◆ Task goal: Copy each line in the data that includes the word "芝士雪花炸鸡".

[Website and app data records]
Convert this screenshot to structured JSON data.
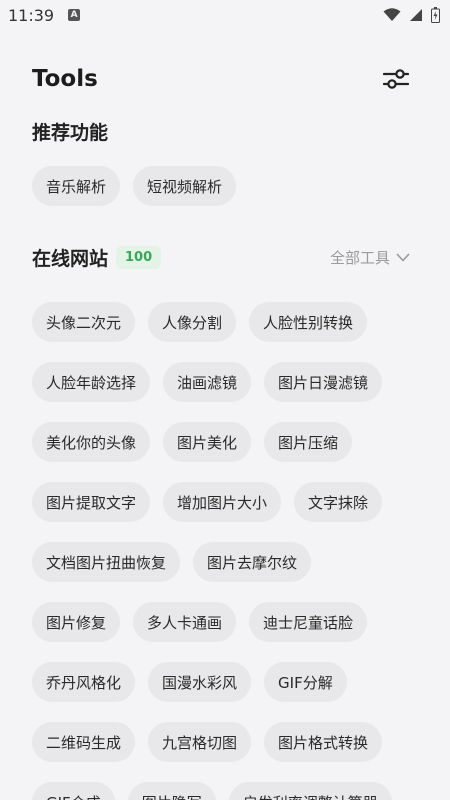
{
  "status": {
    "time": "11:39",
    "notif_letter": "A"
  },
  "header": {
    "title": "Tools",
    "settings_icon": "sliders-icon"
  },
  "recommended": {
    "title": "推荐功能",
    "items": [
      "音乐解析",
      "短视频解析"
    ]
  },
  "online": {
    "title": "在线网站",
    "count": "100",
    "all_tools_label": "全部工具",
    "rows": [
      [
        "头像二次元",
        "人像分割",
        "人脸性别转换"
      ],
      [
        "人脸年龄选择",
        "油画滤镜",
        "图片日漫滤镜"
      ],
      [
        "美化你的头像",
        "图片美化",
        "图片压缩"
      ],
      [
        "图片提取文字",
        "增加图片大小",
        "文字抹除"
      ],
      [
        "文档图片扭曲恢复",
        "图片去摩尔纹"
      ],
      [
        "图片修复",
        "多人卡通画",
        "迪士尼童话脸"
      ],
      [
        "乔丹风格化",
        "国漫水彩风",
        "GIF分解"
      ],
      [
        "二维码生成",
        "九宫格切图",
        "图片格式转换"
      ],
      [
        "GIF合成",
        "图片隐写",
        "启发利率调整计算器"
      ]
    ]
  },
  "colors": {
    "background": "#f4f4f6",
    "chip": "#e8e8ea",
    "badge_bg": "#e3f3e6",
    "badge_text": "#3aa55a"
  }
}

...

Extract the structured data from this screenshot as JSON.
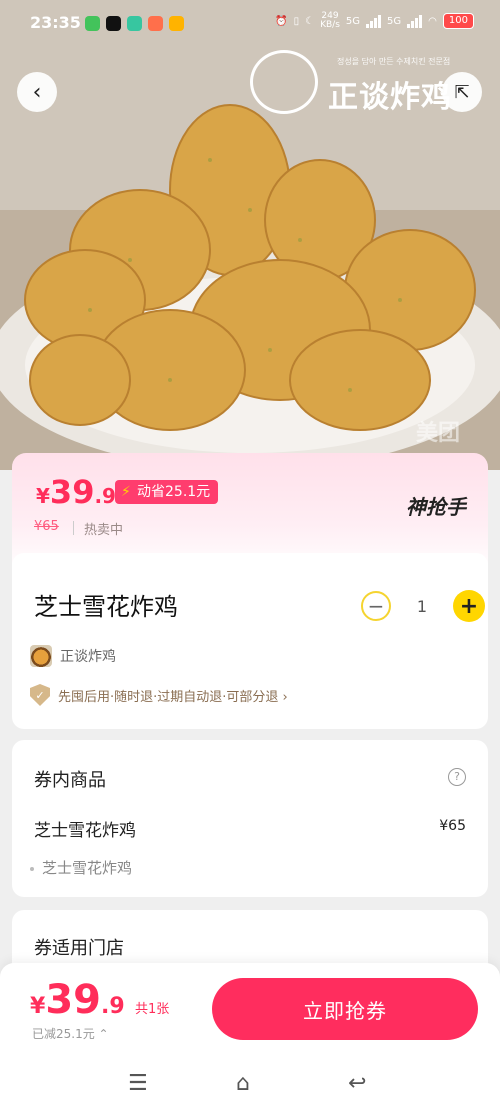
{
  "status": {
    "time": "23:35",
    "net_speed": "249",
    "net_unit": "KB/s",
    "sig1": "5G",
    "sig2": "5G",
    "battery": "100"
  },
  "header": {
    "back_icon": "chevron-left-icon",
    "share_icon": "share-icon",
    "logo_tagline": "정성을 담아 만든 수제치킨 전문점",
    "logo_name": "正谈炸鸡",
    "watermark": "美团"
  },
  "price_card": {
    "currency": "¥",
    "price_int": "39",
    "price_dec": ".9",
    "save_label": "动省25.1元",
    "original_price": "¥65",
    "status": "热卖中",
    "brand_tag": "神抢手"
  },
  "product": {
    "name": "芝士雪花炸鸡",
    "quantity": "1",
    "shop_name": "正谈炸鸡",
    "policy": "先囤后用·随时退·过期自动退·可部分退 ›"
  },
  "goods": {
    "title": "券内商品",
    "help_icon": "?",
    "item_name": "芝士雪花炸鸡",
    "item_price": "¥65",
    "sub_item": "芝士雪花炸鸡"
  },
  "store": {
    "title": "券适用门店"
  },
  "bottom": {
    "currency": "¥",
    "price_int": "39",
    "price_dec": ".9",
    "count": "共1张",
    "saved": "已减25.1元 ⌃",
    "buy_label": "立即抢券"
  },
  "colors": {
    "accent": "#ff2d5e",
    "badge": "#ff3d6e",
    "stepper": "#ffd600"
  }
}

◆ Answer box:
    "name": "芝士雪花炸鸡",
    "item_name": "芝士雪花炸鸡",
    "sub_item": "芝士雪花炸鸡"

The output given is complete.